Thursday, October 25, 2012

Jazz Mystique; Who Has "It"?

In a Twitter exchange about my last post, Nicholas Peyton wrote that Louis Armstrong and Jabbo Smith achieved vastly different levels of fame and reputation because Louis had "it" and Jabbo didn't. 
That makes sense. Given the playing of Louis and Jabbo, if we simply rediscovered their recordings from the late 1920's, without knowing anything about them, I believe we would hypothesize similar career trajectories for these two great musicians and that's not what happened. Smith had a solid but unexceptional career for about ten years, was rediscovered in the 1960's as a Respected Elder and enjoyed some success until the 1980's. Armstrong achieved international fame. 
Rosie

Most successful jazz musicians did just fine, thank you, through the meritocracy of musical genius, without having to rely on "it." (Of course, good looks never hurt. Especially in female singers, there has always been a sorting process that moved good lookers to the front of the line. Timing, too plays a part).

So, what is "it"?  To some extent, "it" needs quotations marks because it's hard to define except tautologically: style, charisma, sex appeal, aloofness, cool, "badness" (promiscuity, dope, other breaking of norms). Each time a jazz musician is acknowledged to have "it," the elements shift. Some move to the surface, some are not in play and some, while seemingly contradictory, co-exist in the same person.

To see if a musician has "it," look at the relationship between their real musical contribution and their reputation. Ask if their contributions have created too small a reputation, one that's too large or one that is, like Goldilock's last bowl of porridge, just right. If the reputation is oversized, it may be because of the "It factor@" (Simon Cowell: hands off).


For example, Wayne Shorter's musical contributions have been immense. His reputation among musicians is stellar, his public career is solid. There is equivalence there; balance. Does he have "it"? No. 



On the other hand, I think Bill Evans, a musician whose contributions are congruent to Shorter's, did have "it." His contribution was large; his reputation larger. Why the difference? I think it's a result of his complex presentation as junky/nerd (compared to the more straightforward presentation of Shorter). Evans projected a multi-layered personality and, as far as mystiques go, his"transgressive" behavior (dope) is a part of it.


Chet Baker had "it," for reasons too obvious to mention.



Did Clifford Brown? The non-musical mythology about Clifford is about his sweetness as a person. Such things do not really portend "it." He died too young to be certain, but indications are that his reputation would have paralleled his musical skill and not transcended it. 

Duke Ellington? Yes. His looks, style, vocal presentation and lifestyle reflected a complex man and the audience "read" that.


Bix Beiderbecke? Yes. His ardent admirers won't like this, but his playing was not so far ahead of many of his contemporaries that it would justify the rarified status he enjoys, had he not had "it."

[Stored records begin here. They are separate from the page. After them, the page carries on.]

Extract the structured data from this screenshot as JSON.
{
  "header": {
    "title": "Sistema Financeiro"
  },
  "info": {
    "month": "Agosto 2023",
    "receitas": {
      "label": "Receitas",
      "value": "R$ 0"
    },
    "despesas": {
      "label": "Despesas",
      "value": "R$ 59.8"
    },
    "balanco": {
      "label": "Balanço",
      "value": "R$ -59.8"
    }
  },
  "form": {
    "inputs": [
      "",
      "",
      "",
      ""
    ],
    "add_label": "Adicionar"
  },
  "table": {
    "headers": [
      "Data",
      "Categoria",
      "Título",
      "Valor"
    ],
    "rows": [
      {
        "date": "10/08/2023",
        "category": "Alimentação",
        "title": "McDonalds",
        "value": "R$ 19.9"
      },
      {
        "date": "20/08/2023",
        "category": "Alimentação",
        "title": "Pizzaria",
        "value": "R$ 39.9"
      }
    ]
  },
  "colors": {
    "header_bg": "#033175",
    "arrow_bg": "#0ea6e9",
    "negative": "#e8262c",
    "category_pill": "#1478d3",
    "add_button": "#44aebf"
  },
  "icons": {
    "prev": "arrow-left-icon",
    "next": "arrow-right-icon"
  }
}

Bessie Smith? Yes. She did stand at least head, if not shoulders above the others, but her continuing stature so far above other blues singer/shouters of her era is due to her charisma and her notable reputation for livin' large.

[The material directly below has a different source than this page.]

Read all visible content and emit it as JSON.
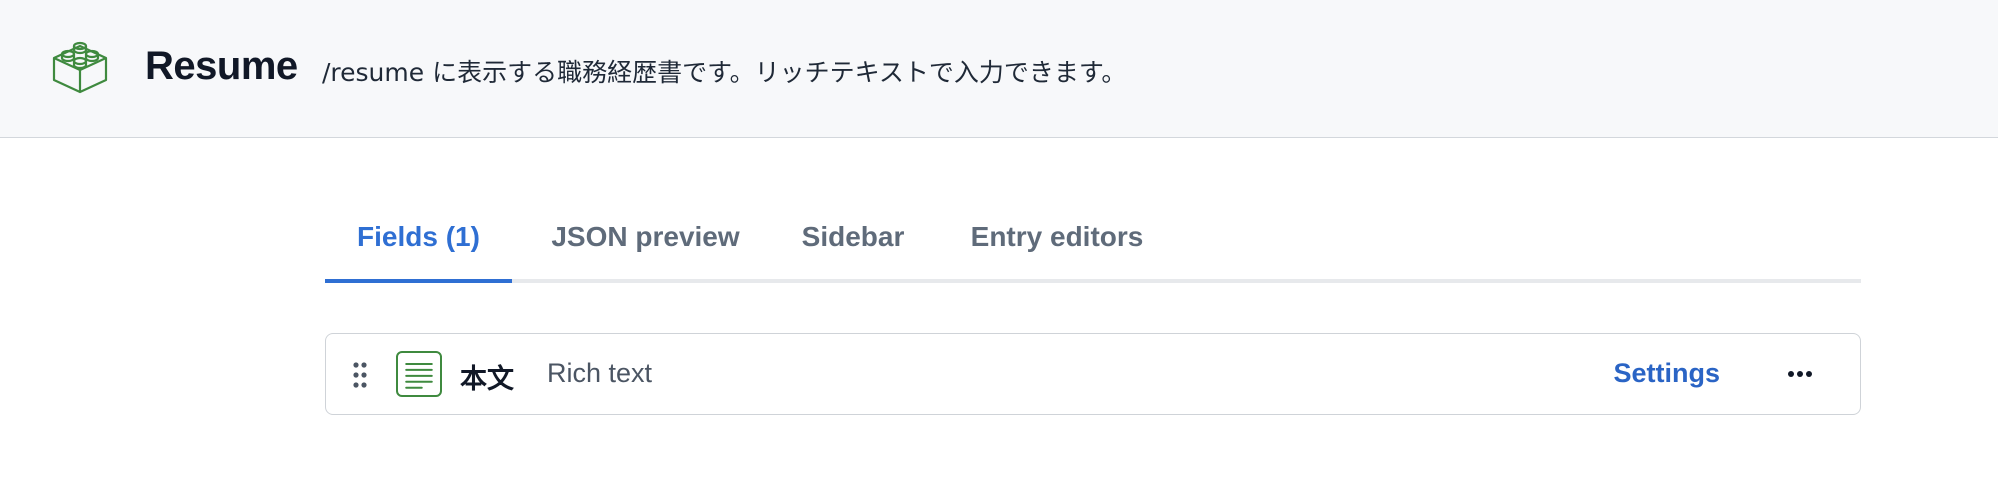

Dizzy Gillespie? Yes. In many ways, the classic trickster, Diz brought a comfort level to outrageousness that spoke to a charismatic freedom. 





John Coltrane? Of course. 






We'll end up with probably the #1 "it" guy in jazz: Miles Davis. Through the 40's, he was just one in a pack of elite trumpet players. His interest in expanding the jazz palette (Birth of the Cool) in the late 1940's brought him out of the pack and also had the effect of associating him with the idea of coolness. 


The Andover Shop
Jazz musicians, including the young Miles, had always been invested in a solid sartorial presentation, but starting in the mid-50's, the way Miles dressed began to be a specific part of the way he was promoted by his record company, Columbia. George Frazier's liner notes for "Miles Greatest Hits" in 1965 were an ode to Miles as fashionista. Miles' clothing evolved with his music. He moved through Brooks Brothers, the Andover Shop and designer styles as he went from Au Privave, to Sketches of Spain to Tutu.  
The iconography surrounding the man is arguably denser then that of his two closest mythological competitors: Louis Armstrong and Charlie Parker. The epigrammatic way in which he spoke and the semi-strangled whisper in which he spoke it; his battles with cops and bores; kicking dope, boxing, wives. All, "it"-worthy.

I always strain against people confusing the art with the artist, but the need for the audience to project personality into the music is powerful. Almost all of us are suckers for "it." However, it's also on the shoulders of those who know the history of this music to try and fill in some of the gaps that have been created by the power of "it;" to push back toward what really needs to be kept at the center. You know what I'm talkin' about.

2 comments:

Dick Vacca said...

This sounds a lot like George Frazier's duende to me.

Steve Provizer said...

It does, but I believe it's not quite the same. Let me know what you think after you read my 11/29/10 piece on it-http://brilliantcornersabostonjazzblog.blogspot.com/2010/11/when-money-comes-in-door-duende-goes.html